### Exercise requirements:
Keep every line in which "Contratto" occurs and drop the rest of the data.

### Items listed in a dataset:

[Start of section]

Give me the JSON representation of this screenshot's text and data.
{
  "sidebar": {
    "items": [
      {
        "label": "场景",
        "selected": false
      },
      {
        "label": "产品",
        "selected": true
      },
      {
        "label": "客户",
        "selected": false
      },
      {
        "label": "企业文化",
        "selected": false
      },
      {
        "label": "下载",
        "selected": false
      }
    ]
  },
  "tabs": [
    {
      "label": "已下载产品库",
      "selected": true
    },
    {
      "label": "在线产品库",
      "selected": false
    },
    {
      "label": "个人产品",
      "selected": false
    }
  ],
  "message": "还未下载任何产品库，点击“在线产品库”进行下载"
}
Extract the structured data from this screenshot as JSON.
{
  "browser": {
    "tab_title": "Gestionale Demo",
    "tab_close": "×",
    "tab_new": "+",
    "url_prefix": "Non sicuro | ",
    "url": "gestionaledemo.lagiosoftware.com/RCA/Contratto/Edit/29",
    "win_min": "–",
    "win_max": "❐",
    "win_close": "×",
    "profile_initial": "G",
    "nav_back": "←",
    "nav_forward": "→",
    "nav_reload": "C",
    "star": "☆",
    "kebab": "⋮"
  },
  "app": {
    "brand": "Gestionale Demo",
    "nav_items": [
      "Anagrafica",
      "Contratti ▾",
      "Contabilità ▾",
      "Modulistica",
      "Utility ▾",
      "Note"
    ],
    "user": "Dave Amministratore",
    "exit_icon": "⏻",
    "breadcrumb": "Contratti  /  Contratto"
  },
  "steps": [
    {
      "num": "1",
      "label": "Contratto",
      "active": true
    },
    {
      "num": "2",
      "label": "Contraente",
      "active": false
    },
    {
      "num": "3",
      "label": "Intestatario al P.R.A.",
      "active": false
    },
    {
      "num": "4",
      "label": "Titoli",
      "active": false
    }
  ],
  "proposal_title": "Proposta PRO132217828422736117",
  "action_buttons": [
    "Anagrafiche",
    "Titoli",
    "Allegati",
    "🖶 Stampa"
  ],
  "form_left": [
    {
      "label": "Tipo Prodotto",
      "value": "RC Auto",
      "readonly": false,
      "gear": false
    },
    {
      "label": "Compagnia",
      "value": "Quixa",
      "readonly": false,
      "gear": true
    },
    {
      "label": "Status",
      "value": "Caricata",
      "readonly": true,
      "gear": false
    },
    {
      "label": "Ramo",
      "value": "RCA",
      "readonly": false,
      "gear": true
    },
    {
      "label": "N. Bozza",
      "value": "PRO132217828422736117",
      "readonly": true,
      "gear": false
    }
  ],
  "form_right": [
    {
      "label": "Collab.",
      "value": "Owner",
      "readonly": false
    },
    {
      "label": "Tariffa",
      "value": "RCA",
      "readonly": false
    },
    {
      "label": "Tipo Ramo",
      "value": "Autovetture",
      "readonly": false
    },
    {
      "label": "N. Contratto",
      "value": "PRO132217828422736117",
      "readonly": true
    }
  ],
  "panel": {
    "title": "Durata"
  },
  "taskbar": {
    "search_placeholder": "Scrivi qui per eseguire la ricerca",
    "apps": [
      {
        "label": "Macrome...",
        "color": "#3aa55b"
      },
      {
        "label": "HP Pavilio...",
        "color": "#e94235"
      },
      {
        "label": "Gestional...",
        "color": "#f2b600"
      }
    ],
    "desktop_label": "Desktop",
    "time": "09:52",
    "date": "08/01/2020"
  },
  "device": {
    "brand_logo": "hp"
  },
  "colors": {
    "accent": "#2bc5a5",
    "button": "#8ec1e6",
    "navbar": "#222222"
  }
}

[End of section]

### Task solution:
    "url": "gestionaledemo.lagiosoftware.com/RCA/Contratto/Edit/29",
    "breadcrumb": "Contratti  /  Contratto"
      "label": "Contratto",
      "label": "N. Contratto",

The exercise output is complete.